This acceptance of the "souci de voyager" (goal of the traveler) as a substitute for the more ambitious "souci d'arriver" (goal of arrival) can also be perceived in what is no doubt the most original and hermetic of all Mallarmé's works, Un coup de dés jamais n'abolira le hasard. So as to indicate the structure of this fairly lengthy and extremely complex piece of prose made up of some 650 words covering twenty-one pages, Mallarmé uses different kinds of lettering. The main clause, printed in bold capitals, is interrupted after "jamais" by a subordinate clause in smaller capitals, which, in turn, is interrupted by a long and intricate passage in ordinary roman type.
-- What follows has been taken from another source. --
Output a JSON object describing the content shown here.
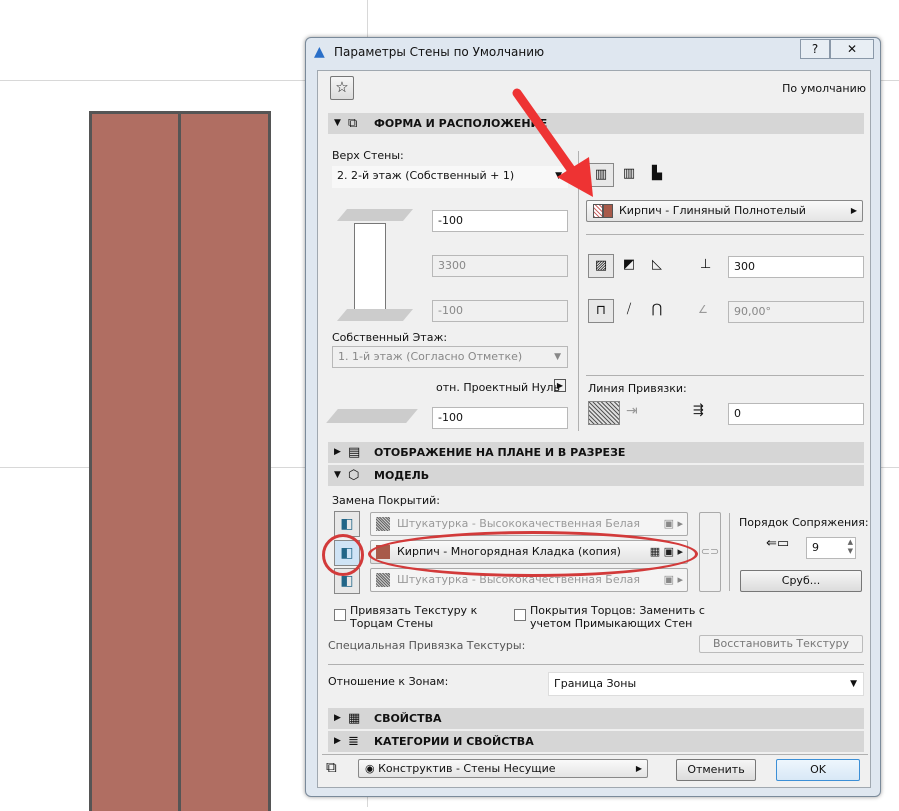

Only after these two parentheses does the verb "n'abolira" appear, and it too is followed by a long parenthesis in italics before the object of the verb, "le hasard," makes its appearance. A final qualifying clause is then introduced, first in italics and then in roman type, to bring the work to a close.
In addition to this visual indication of the relative emphasis to be given to the various sections of the text, Un coup de dés jamais n'abolira le hasard also has a pictorial element. The words and sentences are sparingly and unevenly distributed across the comparatively large area of the double page, which Mallarmé uses as his "frame" instead of the single page, so that the lines of print, sometimes trailing across the paper like a drawing of the wake of a ship, sometimes grouped together like black dots on white dice (a wake is white; a drawing of it is black), and sometimes more widely scattered like black stars in a white sky, reinforce the three kinds of imagery that dominate Un coup de dés, much as the sounds ix and or complement the imagery of "Ses purs ongles." There is indeed a close relationship between these two works, although the optimism implicit in the constellation rising triumphantly out of the empty room in 1868 has given way almost thirty years later to a calm resignation implicit in a similar constellation quietly presiding over a catastrophic shipwreck.
This wreck is no doubt that of Mallarmé's hope of attaining his goal, but he finds a twofold consolation for not having succeeded in producing his "Grand Oeuvre"; first in the thought that, even if he had launched this work upon the world, it could still have passed unnoticed, for the fact of throwing a pair of dice does not abolish the chance that they may not be seen; and second in that, even if the dice are not thrown, even if the "Grand Oeuvre" is not published, nevertheless the ideas that have gone into its making will themselves constitute a less obvious throw of the dice and may by chance survive. The final line, "Toute Pensée émet un Coup de Dés" (Every thought means a throw of the dice), is the modestly optimistic conclusion, printed in appropriately modest lettering, of this extraordinarily original and complex work.
Now that more than a century has elasped since Mallarmé wrote those words as the final line of Un coup de dés, it seems safe to say that the hope they express has been realized, and that, even though he did not manage to complete and to publish his "Grand Oeuvre" and thus give it a chance of survival, nevertheless the few works that he did publish, particularly the volume of Poésies that he prepared just before his death and Un coup de dés, have ensured him a place as one of the brightest stars in the constellation of writers who make the second half of the nineteenth century such a brilliant period in French literature.